There is a sense that as Bitcoin approaches a trillion-dollar market cap and pension funds, insurance companies and retails products continue to gain adoption, these old-world institutions and Central Banks such as the IMF and ECB will lose grip on their power and control as decentralized finance and permission-less networks force them to re-evaluate their position in the global financial system.
A recent poll by the IMF. Twitter has spoken
In a final example of the self-serving interests of these institutions, the IMF’s recent statement from Kristalina Georgieva sums up the playbook of centralized decision makers –
“In terms of policies for right now, very unusual for the IMF, starting in March I would go out and I would say, ‘Please spend.’ Spend as much as you can and then spend a little bit more. I continue to advocate for monetary policy accommodation and fiscal policies that protect the economy from collapse at a time when we are on purpose restricting both production and consumption.”
Thankfully, there is some recent positive news for crypto and that is the approval of the new head of the SEC, Gary Gensler. Although not a pure advocate for crypto, Gensler understands the industry well (he taught a Blockchain course at MIT) and is likely to apply appropriate regulation as the markets expand rather than hinder its development with combative policies. His historical comments on the industry provide an insight into a man who realizes Bitcoin and cryptocurrencies have a place in the future world and we welcome an SEC head who can help successfully shape the industry in the coming years.
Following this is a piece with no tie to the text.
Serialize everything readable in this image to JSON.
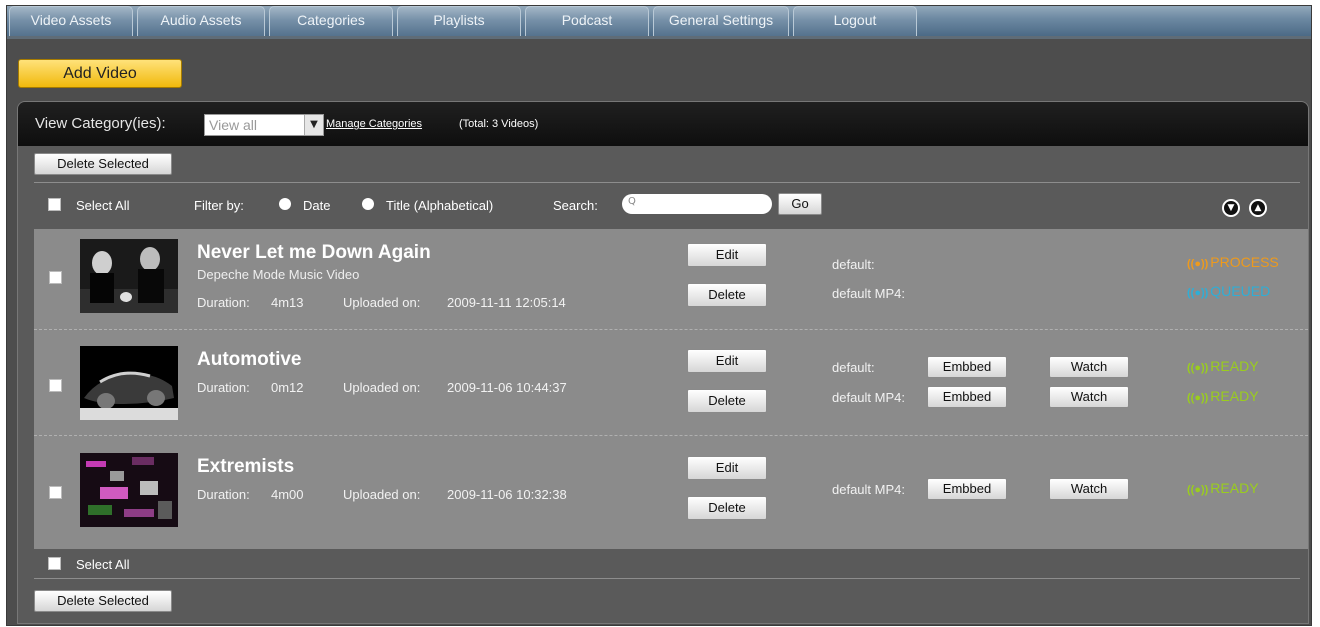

We would not be surprised to see a BTC ETF approved under his tenor. Watch this space…
Crypto weekly performance: 19th January 2021. Source https://coin360.com/